**PROBLEM TO SOLVE**
Every record here needs to be duplicated exactly.

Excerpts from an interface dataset

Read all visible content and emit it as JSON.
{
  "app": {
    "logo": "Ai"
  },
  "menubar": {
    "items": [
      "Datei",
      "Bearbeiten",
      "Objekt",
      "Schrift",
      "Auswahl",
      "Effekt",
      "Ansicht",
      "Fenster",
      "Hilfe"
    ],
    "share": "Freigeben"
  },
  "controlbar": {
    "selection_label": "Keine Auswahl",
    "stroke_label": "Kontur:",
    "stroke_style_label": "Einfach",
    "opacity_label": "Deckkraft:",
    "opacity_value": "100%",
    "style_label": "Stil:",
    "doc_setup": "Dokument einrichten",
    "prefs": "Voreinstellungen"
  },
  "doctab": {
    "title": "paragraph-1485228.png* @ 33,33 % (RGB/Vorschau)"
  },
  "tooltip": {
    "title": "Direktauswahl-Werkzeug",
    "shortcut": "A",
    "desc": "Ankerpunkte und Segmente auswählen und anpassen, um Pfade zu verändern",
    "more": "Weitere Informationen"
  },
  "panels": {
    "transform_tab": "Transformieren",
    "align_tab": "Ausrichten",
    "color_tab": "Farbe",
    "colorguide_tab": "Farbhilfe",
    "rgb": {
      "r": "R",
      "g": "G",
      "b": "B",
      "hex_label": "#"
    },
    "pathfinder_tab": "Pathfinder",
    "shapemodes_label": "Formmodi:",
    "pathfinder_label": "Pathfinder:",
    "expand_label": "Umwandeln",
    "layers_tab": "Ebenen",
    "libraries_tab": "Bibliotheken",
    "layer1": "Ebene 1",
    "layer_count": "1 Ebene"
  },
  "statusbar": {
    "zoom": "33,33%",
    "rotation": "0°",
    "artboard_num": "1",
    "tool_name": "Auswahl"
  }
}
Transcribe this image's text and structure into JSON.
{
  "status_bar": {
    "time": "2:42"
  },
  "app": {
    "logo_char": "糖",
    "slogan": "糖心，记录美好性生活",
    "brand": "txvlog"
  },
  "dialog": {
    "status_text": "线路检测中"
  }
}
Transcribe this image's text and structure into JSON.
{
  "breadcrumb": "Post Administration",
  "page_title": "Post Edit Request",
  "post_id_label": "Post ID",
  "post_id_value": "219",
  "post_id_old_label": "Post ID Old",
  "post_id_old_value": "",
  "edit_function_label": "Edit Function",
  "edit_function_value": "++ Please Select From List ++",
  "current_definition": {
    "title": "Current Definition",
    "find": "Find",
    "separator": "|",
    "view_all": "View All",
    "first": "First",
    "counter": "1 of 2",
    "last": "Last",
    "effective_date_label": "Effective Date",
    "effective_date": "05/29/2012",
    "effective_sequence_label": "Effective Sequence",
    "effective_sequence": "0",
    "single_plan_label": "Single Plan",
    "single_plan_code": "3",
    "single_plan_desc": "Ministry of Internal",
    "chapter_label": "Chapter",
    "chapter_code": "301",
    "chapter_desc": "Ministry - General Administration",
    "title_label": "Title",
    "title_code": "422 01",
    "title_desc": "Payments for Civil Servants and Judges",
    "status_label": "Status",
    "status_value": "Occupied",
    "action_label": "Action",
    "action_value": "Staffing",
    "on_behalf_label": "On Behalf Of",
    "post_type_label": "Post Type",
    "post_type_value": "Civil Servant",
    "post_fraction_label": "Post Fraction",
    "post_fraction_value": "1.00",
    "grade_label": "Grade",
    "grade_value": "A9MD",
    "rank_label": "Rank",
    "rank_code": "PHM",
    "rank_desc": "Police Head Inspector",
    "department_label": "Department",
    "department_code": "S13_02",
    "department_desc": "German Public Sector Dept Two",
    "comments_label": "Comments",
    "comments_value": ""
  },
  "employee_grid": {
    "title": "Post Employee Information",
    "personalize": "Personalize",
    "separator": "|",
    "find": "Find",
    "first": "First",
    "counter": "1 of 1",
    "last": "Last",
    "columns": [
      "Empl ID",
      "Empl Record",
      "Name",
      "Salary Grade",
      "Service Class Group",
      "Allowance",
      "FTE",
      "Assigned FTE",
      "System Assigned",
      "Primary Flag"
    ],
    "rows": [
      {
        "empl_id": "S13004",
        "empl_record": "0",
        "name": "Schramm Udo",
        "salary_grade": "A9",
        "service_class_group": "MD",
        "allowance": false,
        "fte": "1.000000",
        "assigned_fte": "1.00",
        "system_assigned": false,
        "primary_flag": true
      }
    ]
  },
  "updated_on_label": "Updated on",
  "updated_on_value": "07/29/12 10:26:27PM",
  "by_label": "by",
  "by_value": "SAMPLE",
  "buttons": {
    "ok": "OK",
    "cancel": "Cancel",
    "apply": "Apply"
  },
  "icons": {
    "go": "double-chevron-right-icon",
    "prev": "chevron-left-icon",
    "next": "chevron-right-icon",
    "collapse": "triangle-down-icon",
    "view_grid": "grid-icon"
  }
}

**EXERCISE OUTPUT**
Read all visible content and emit it as JSON.
{
  "app": {
    "logo": "Ai"
  },
  "menubar": {
    "items": [
      "Datei",
      "Bearbeiten",
      "Objekt",
      "Schrift",
      "Auswahl",
      "Effekt",
      "Ansicht",
      "Fenster",
      "Hilfe"
    ],
    "share": "Freigeben"
  },
  "controlbar": {
    "selection_label": "Keine Auswahl",
    "stroke_label": "Kontur:",
    "stroke_style_label": "Einfach",
    "opacity_label": "Deckkraft:",
    "opacity_value": "100%",
    "style_label": "Stil:",
    "doc_setup": "Dokument einrichten",
    "prefs": "Voreinstellungen"
  },
  "doctab": {
    "title": "paragraph-1485228.png* @ 33,33 % (RGB/Vorschau)"
  },
  "tooltip": {
    "title": "Direktauswahl-Werkzeug",
    "shortcut": "A",
    "desc": "Ankerpunkte und Segmente auswählen und anpassen, um Pfade zu verändern",
    "more": "Weitere Informationen"
  },
  "panels": {
    "transform_tab": "Transformieren",
    "align_tab": "Ausrichten",
    "color_tab": "Farbe",
    "colorguide_tab": "Farbhilfe",
    "rgb": {
      "r": "R",
      "g": "G",
      "b": "B",
      "hex_label": "#"
    },
    "pathfinder_tab": "Pathfinder",
    "shapemodes_label": "Formmodi:",
    "pathfinder_label": "Pathfinder:",
    "expand_label": "Umwandeln",
    "layers_tab": "Ebenen",
    "libraries_tab": "Bibliotheken",
    "layer1": "Ebene 1",
    "layer_count": "1 Ebene"
  },
  "statusbar": {
    "zoom": "33,33%",
    "rotation": "0°",
    "artboard_num": "1",
    "tool_name": "Auswahl"
  }
}
Transcribe this image's text and structure into JSON.
{
  "status_bar": {
    "time": "2:42"
  },
  "app": {
    "logo_char": "糖",
    "slogan": "糖心，记录美好性生活",
    "brand": "txvlog"
  },
  "dialog": {
    "status_text": "线路检测中"
  }
}
Transcribe this image's text and structure into JSON.
{
  "breadcrumb": "Post Administration",
  "page_title": "Post Edit Request",
  "post_id_label": "Post ID",
  "post_id_value": "219",
  "post_id_old_label": "Post ID Old",
  "post_id_old_value": "",
  "edit_function_label": "Edit Function",
  "edit_function_value": "++ Please Select From List ++",
  "current_definition": {
    "title": "Current Definition",
    "find": "Find",
    "separator": "|",
    "view_all": "View All",
    "first": "First",
    "counter": "1 of 2",
    "last": "Last",
    "effective_date_label": "Effective Date",
    "effective_date": "05/29/2012",
    "effective_sequence_label": "Effective Sequence",
    "effective_sequence": "0",
    "single_plan_label": "Single Plan",
    "single_plan_code": "3",
    "single_plan_desc": "Ministry of Internal",
    "chapter_label": "Chapter",
    "chapter_code": "301",
    "chapter_desc": "Ministry - General Administration",
    "title_label": "Title",
    "title_code": "422 01",
    "title_desc": "Payments for Civil Servants and Judges",
    "status_label": "Status",
    "status_value": "Occupied",
    "action_label": "Action",
    "action_value": "Staffing",
    "on_behalf_label": "On Behalf Of",
    "post_type_label": "Post Type",
    "post_type_value": "Civil Servant",
    "post_fraction_label": "Post Fraction",
    "post_fraction_value": "1.00",
    "grade_label": "Grade",
    "grade_value": "A9MD",
    "rank_label": "Rank",
    "rank_code": "PHM",
    "rank_desc": "Police Head Inspector",
    "department_label": "Department",
    "department_code": "S13_02",
    "department_desc": "German Public Sector Dept Two",
    "comments_label": "Comments",
    "comments_value": ""
  },
  "employee_grid": {
    "title": "Post Employee Information",
    "personalize": "Personalize",
    "separator": "|",
    "find": "Find",
    "first": "First",
    "counter": "1 of 1",
    "last": "Last",
    "columns": [
      "Empl ID",
      "Empl Record",
      "Name",
      "Salary Grade",
      "Service Class Group",
      "Allowance",
      "FTE",
      "Assigned FTE",
      "System Assigned",
      "Primary Flag"
    ],
    "rows": [
      {
        "empl_id": "S13004",
        "empl_record": "0",
        "name": "Schramm Udo",
        "salary_grade": "A9",
        "service_class_group": "MD",
        "allowance": false,
        "fte": "1.000000",
        "assigned_fte": "1.00",
        "system_assigned": false,
        "primary_flag": true
      }
    ]
  },
  "updated_on_label": "Updated on",
  "updated_on_value": "07/29/12 10:26:27PM",
  "by_label": "by",
  "by_value": "SAMPLE",
  "buttons": {
    "ok": "OK",
    "cancel": "Cancel",
    "apply": "Apply"
  },
  "icons": {
    "go": "double-chevron-right-icon",
    "prev": "chevron-left-icon",
    "next": "chevron-right-icon",
    "collapse": "triangle-down-icon",
    "view_grid": "grid-icon"
  }
}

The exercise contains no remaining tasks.